Wright detailed how he was apprehended by the police while in a park with a woman who was in possession of drugs. The family suspects that he was set up. Subsequently, once law enforcement determined that Wright hadn’t committed any criminal offense, they discovered that his passport lacked a stamp and handed him over to immigration authorities for deportation, according to Stewart.
Details about what occurred next remain unclear. However, other inmates have informed Wright’s family that he is being held in a former textile factory-turned detention center run by Venezuela’s feared military counterintelligence.
Multiple former political prisoners have reported being subjected to torture and abuse in the facility’s basement, referred to ominously by guards as the “House of Dreams.” Stewart is concerned that her son is also enduring psychological torment. Additionally, due to severe food allergies, his health is at risk due to strict dietary restrictions.
Venezuela’s Attorney General Tarek William Saab has not provided any information regarding Wright’s case. Among the other detained U.S. citizens in Venezuela are two former Green Berets, Luke Denman and Airan Berry, who were involved in a failed attempt to overthrow Maduro in 2019.
Additionally, three men—Eyvin Hernandez, Jerrel Kenemore, and Joseph Cristella—are detained for allegedly illegally entering the country from Colombia.
Wright’s family has decided to speak out because they believe that the U.S. government has not done enough to secure his release. After notifying the FBI about their son’s extortion, they were directed to the State Department, which has limited diplomatic resources to facilitate the liberation of Americans in a politically unstable country.

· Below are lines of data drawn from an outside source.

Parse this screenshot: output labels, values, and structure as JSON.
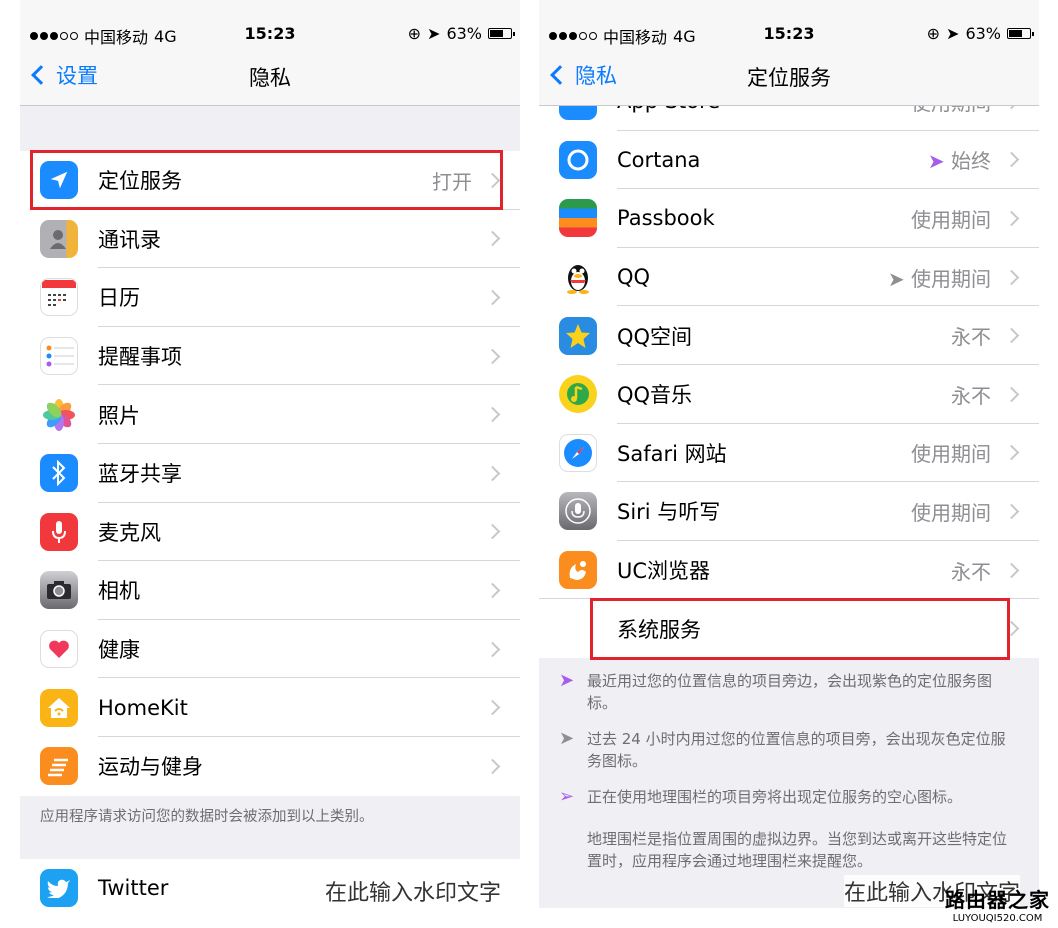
{
  "left": {
    "status": {
      "carrier": "中国移动",
      "network": "4G",
      "time": "15:23",
      "battery": "63%"
    },
    "nav": {
      "back_label": "设置",
      "title": "隐私"
    },
    "group1": [
      {
        "label": "定位服务",
        "value": "打开",
        "icon": "location-arrow-icon",
        "color": "#1a8cff"
      },
      {
        "label": "通讯录",
        "value": "",
        "icon": "contacts-icon",
        "color": "#8e8e93"
      },
      {
        "label": "日历",
        "value": "",
        "icon": "calendar-icon",
        "color": "#ffffff"
      },
      {
        "label": "提醒事项",
        "value": "",
        "icon": "reminders-icon",
        "color": "#ffffff"
      },
      {
        "label": "照片",
        "value": "",
        "icon": "photos-icon",
        "color": "#ffffff"
      },
      {
        "label": "蓝牙共享",
        "value": "",
        "icon": "bluetooth-icon",
        "color": "#1a8cff"
      },
      {
        "label": "麦克风",
        "value": "",
        "icon": "microphone-icon",
        "color": "#f0383d"
      },
      {
        "label": "相机",
        "value": "",
        "icon": "camera-icon",
        "color": "#5a5a5e"
      },
      {
        "label": "健康",
        "value": "",
        "icon": "heart-icon",
        "color": "#ffffff"
      },
      {
        "label": "HomeKit",
        "value": "",
        "icon": "homekit-icon",
        "color": "#fbb416"
      },
      {
        "label": "运动与健身",
        "value": "",
        "icon": "fitness-icon",
        "color": "#fb8c1e"
      }
    ],
    "footer": "应用程序请求访问您的数据时会被添加到以上类别。",
    "group2": [
      {
        "label": "Twitter",
        "value": "",
        "icon": "twitter-icon",
        "color": "#1da1f2"
      }
    ],
    "watermark": "在此输入水印文字"
  },
  "right": {
    "status": {
      "carrier": "中国移动",
      "network": "4G",
      "time": "15:23",
      "battery": "63%"
    },
    "nav": {
      "back_label": "隐私",
      "title": "定位服务"
    },
    "partial_row": {
      "label": "App Store",
      "value": "使用期间"
    },
    "apps": [
      {
        "label": "Cortana",
        "value": "始终",
        "arrow": true,
        "arrow_color": "#a65eea",
        "icon": "cortana-icon",
        "color": "#1a8cff"
      },
      {
        "label": "Passbook",
        "value": "使用期间",
        "arrow": false,
        "icon": "passbook-icon",
        "color": "#2c9a4b"
      },
      {
        "label": "QQ",
        "value": "使用期间",
        "arrow": true,
        "arrow_color": "#8e8e93",
        "icon": "qq-penguin-icon",
        "color": "#ffffff"
      },
      {
        "label": "QQ空间",
        "value": "永不",
        "arrow": false,
        "icon": "qzone-star-icon",
        "color": "#2a8ce0"
      },
      {
        "label": "QQ音乐",
        "value": "永不",
        "arrow": false,
        "icon": "qqmusic-icon",
        "color": "#f9d21b"
      },
      {
        "label": "Safari 网站",
        "value": "使用期间",
        "arrow": false,
        "icon": "safari-icon",
        "color": "#1a8cff"
      },
      {
        "label": "Siri 与听写",
        "value": "使用期间",
        "arrow": false,
        "icon": "siri-mic-icon",
        "color": "#8e8e93"
      },
      {
        "label": "UC浏览器",
        "value": "永不",
        "arrow": false,
        "icon": "uc-browser-icon",
        "color": "#fb8c1e"
      }
    ],
    "system_services": "系统服务",
    "notes": [
      {
        "icon": "purple-arrow-icon",
        "color": "#a65eea",
        "text": "最近用过您的位置信息的项目旁边，会出现紫色的定位服务图标。"
      },
      {
        "icon": "gray-arrow-icon",
        "color": "#8e8e93",
        "text": "过去 24 小时内用过您的位置信息的项目旁，会出现灰色定位服务图标。"
      },
      {
        "icon": "hollow-arrow-icon",
        "color": "#a65eea",
        "text": "正在使用地理围栏的项目旁将出现定位服务的空心图标。"
      }
    ],
    "geofence_note": "地理围栏是指位置周围的虚拟边界。当您到达或离开这些特定位置时，应用程序会通过地理围栏来提醒您。",
    "watermark": "在此输入水印文字",
    "logo": {
      "main": "路由器之家",
      "sub": "LUYOUQI520.COM"
    }
  }
}
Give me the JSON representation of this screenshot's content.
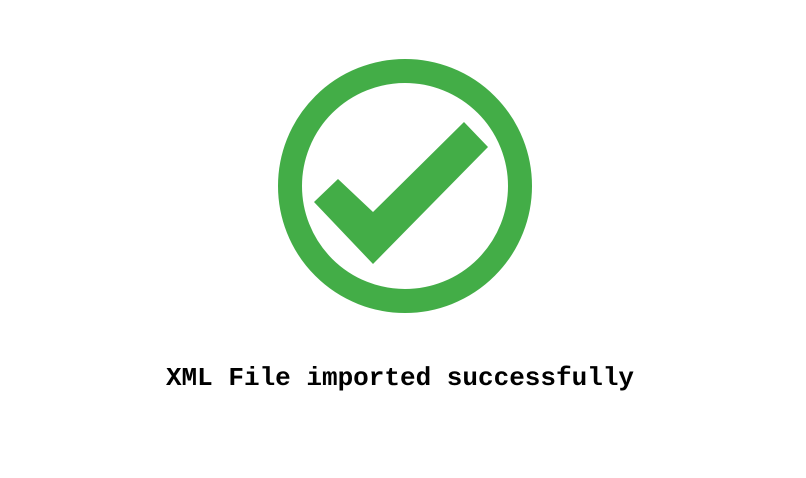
{
  "dialog": {
    "message": "XML File imported successfully",
    "icon": "check-circle-icon",
    "accent_color": "#43ad47",
    "background_color": "#ffffff",
    "text_color": "#000000"
  }
}
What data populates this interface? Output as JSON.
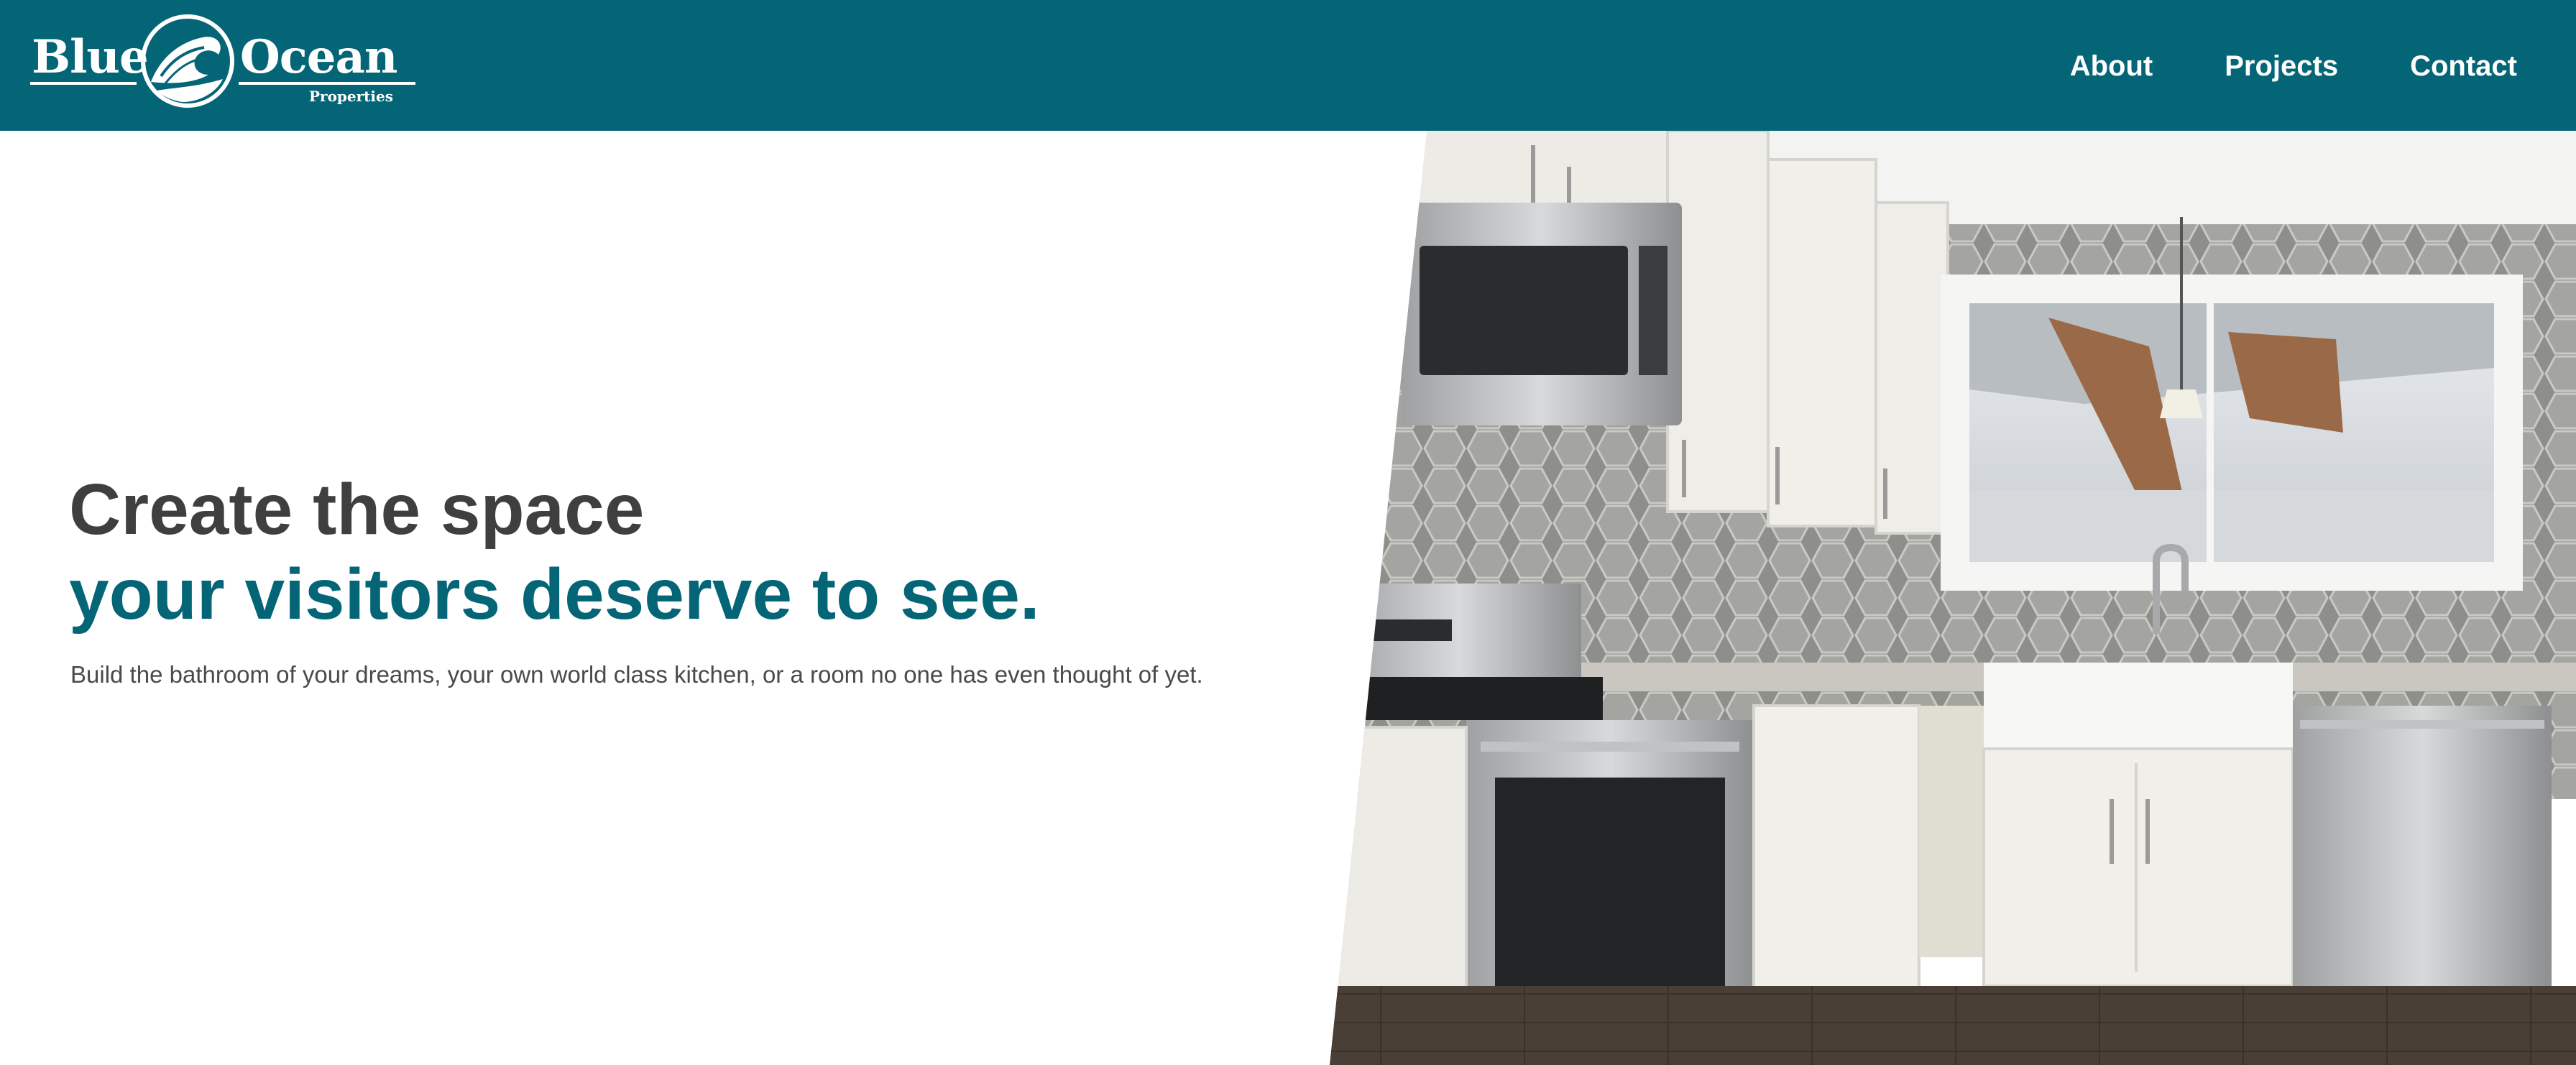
{
  "brand": {
    "word_left": "Blue",
    "word_right": "Ocean",
    "sub": "Properties"
  },
  "nav": {
    "items": [
      {
        "label": "About"
      },
      {
        "label": "Projects"
      },
      {
        "label": "Contact"
      }
    ]
  },
  "hero": {
    "headline_line1": "Create the space",
    "headline_line2": "your visitors deserve to see.",
    "subtext": "Build the bathroom of your dreams, your own world class kitchen, or a room no one has even thought of yet."
  },
  "colors": {
    "brand_teal": "#046577",
    "heading_gray": "#3f3f3f",
    "body_gray": "#4a4a4a"
  },
  "icons": {
    "logo_emblem": "wave-icon"
  }
}
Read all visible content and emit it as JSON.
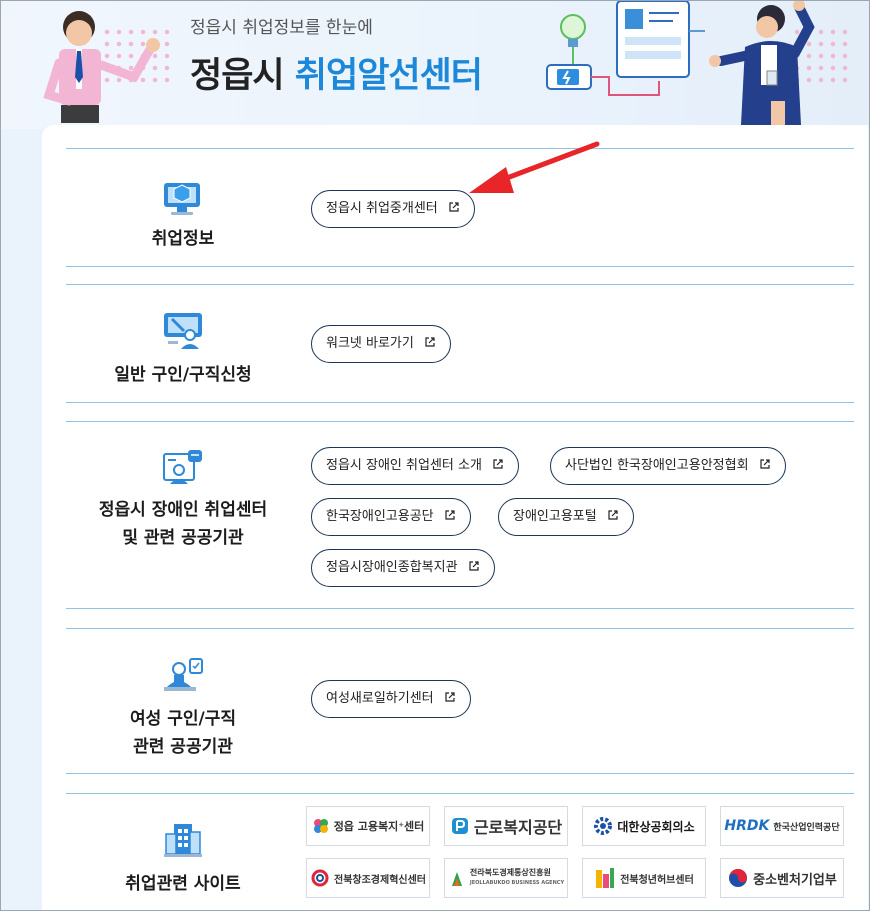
{
  "header": {
    "subtitle": "정읍시 취업정보를 한눈에",
    "title_prefix": "정읍시",
    "title_highlight": "취업알선센터"
  },
  "sections": [
    {
      "label": "취업정보",
      "icon": "monitor-cube-icon",
      "links": [
        {
          "label": "정읍시 취업중개센터"
        }
      ]
    },
    {
      "label": "일반 구인/구직신청",
      "icon": "person-monitor-icon",
      "links": [
        {
          "label": "워크넷 바로가기"
        }
      ]
    },
    {
      "label_line1": "정읍시 장애인 취업센터",
      "label_line2": "및 관련 공공기관",
      "icon": "person-chat-icon",
      "links": [
        {
          "label": "정읍시 장애인 취업센터 소개"
        },
        {
          "label": "사단법인 한국장애인고용안정협회"
        },
        {
          "label": "한국장애인고용공단"
        },
        {
          "label": "장애인고용포털"
        },
        {
          "label": "정읍시장애인종합복지관"
        }
      ]
    },
    {
      "label_line1": "여성 구인/구직",
      "label_line2": "관련 공공기관",
      "icon": "person-clipboard-icon",
      "links": [
        {
          "label": "여성새로일하기센터"
        }
      ]
    },
    {
      "label": "취업관련 사이트",
      "icon": "building-icon",
      "logos": [
        {
          "text": "정읍 고용복지⁺센터"
        },
        {
          "text": "근로복지공단"
        },
        {
          "text": "대한상공회의소"
        },
        {
          "mark": "HRDK",
          "text": "한국산업인력공단"
        },
        {
          "text": "전북창조경제혁신센터"
        },
        {
          "text": "전라북도경제통상진흥원",
          "sub": "JEOLLABUKDO BUSINESS AGENCY"
        },
        {
          "text": "전북청년허브센터"
        },
        {
          "text": "중소벤처기업부"
        }
      ]
    }
  ],
  "colors": {
    "accent": "#1e88d8",
    "divider": "#8fc4e6",
    "pill_border": "#1d3557",
    "arrow": "#e8262a"
  }
}
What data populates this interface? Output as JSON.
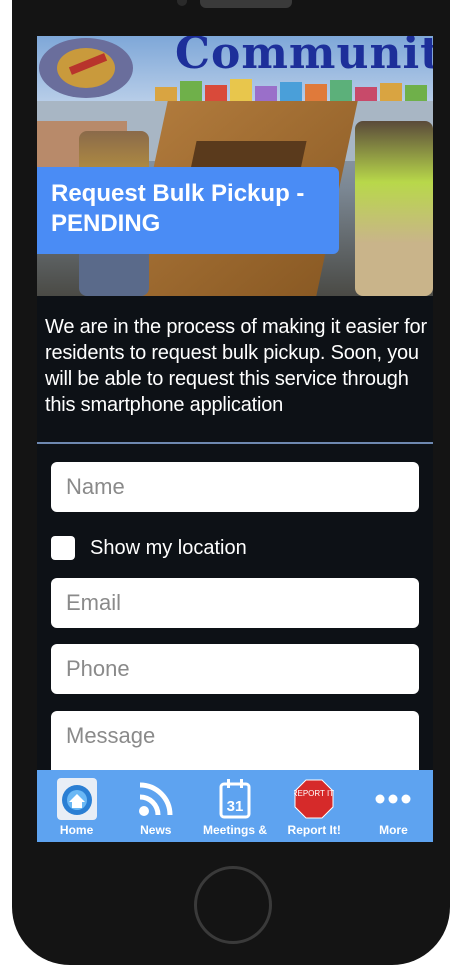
{
  "banner": {
    "title": "Community"
  },
  "hero": {
    "title_line1": "Request Bulk Pickup -",
    "title_line2": "PENDING"
  },
  "description": "We are in the process of making it easier for residents to request bulk pickup. Soon, you will be able to request this service through this smartphone application",
  "form": {
    "name_placeholder": "Name",
    "show_location_label": "Show my location",
    "email_placeholder": "Email",
    "phone_placeholder": "Phone",
    "message_placeholder": "Message"
  },
  "tabs": [
    {
      "label": "Home",
      "icon": "home-icon"
    },
    {
      "label": "News",
      "icon": "rss-icon"
    },
    {
      "label": "Meetings &",
      "icon": "calendar-icon",
      "icon_text": "31"
    },
    {
      "label": "Report It!",
      "icon": "report-icon",
      "icon_text": "REPORT IT!"
    },
    {
      "label": "More",
      "icon": "more-icon"
    }
  ],
  "colors": {
    "title_box": "#4a8cf5",
    "tab_bar": "#5ea3f0",
    "screen_bg": "#0d1116"
  }
}
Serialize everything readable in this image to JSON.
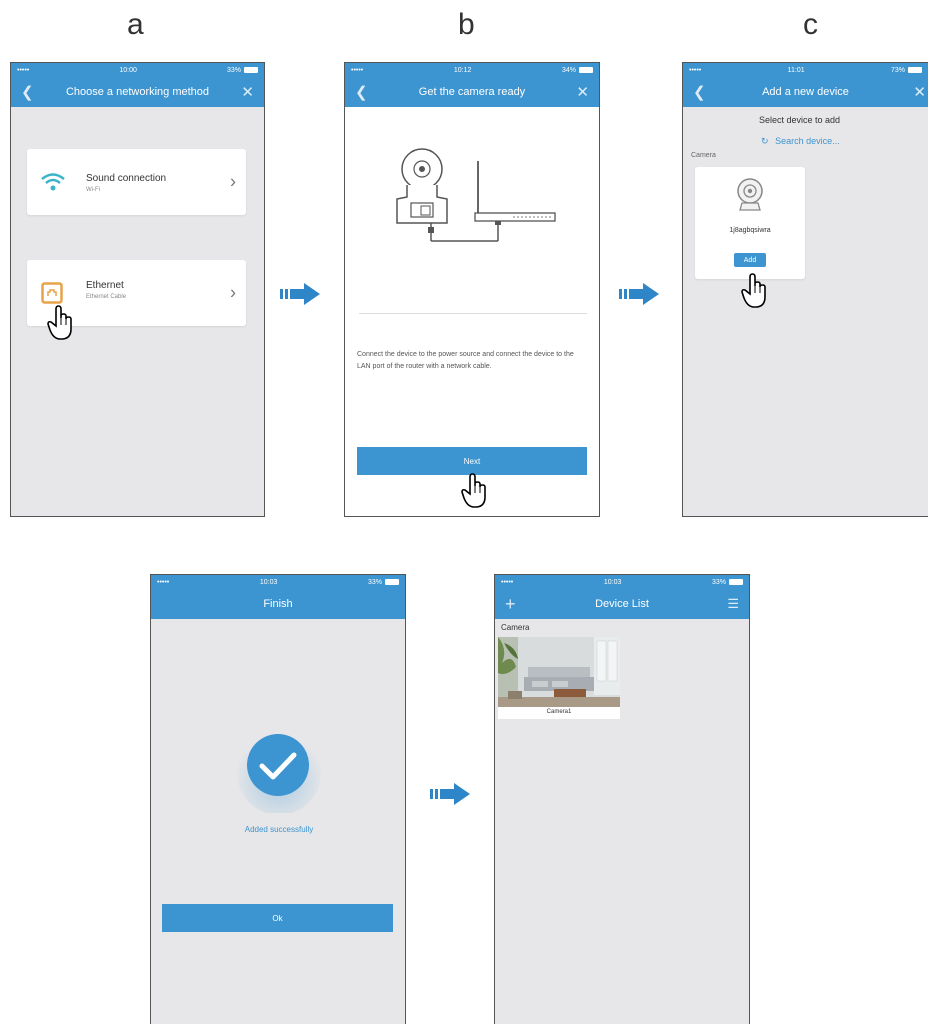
{
  "steps": {
    "a": "a",
    "b": "b",
    "c": "c"
  },
  "screen_a": {
    "title": "Choose a networking method",
    "status_time": "10:00",
    "status_batt": "33%",
    "option1": {
      "title": "Sound connection",
      "sub": "Wi-Fi"
    },
    "option2": {
      "title": "Ethernet",
      "sub": "Ethernet Cable"
    }
  },
  "screen_b": {
    "title": "Get the camera ready",
    "status_time": "10:12",
    "status_batt": "34%",
    "instructions": "Connect the device to the power source and connect the device to the LAN port of the router with a network cable.",
    "next_label": "Next"
  },
  "screen_c": {
    "title": "Add a new device",
    "status_time": "11:01",
    "status_batt": "73%",
    "select_text": "Select device to add",
    "search_text": "Search device...",
    "section_label": "Camera",
    "device_name": "1j8agbqsiwra",
    "add_label": "Add"
  },
  "screen_d": {
    "title": "Finish",
    "status_time": "10:03",
    "status_batt": "33%",
    "success_text": "Added successfully",
    "ok_label": "Ok"
  },
  "screen_e": {
    "title": "Device List",
    "status_time": "10:03",
    "status_batt": "33%",
    "section_label": "Camera",
    "camera_name": "Camera1"
  },
  "colors": {
    "accent": "#3c94d0",
    "background": "#e7e7e9",
    "wifi": "#3bb4c8",
    "ethernet": "#e8a34a"
  },
  "icons": [
    "back-icon",
    "close-icon",
    "wifi-icon",
    "ethernet-icon",
    "chevron-right-icon",
    "refresh-icon",
    "camera-icon",
    "hand-cursor-icon",
    "check-icon",
    "plus-icon",
    "menu-icon",
    "arrow-right-icon"
  ]
}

The U.S. Embassy in Venezuela has remained closed since 2019.
The State Department did not respond to email inquiries regarding whether they have addressed Wright’s detention directly with Maduro’s government. Moizeé Stewart, Wright’s sister, expressed her frustration, saying, “As Americans, when a loved one is in this horrific situation, you think someone is going to be there to help, and when they don’t, it’s the worst feeling in the world.
It’s sickening that they would throw their hands up in the air and say we have no diplomatic relations with Venezuela, so we can’t do anything.”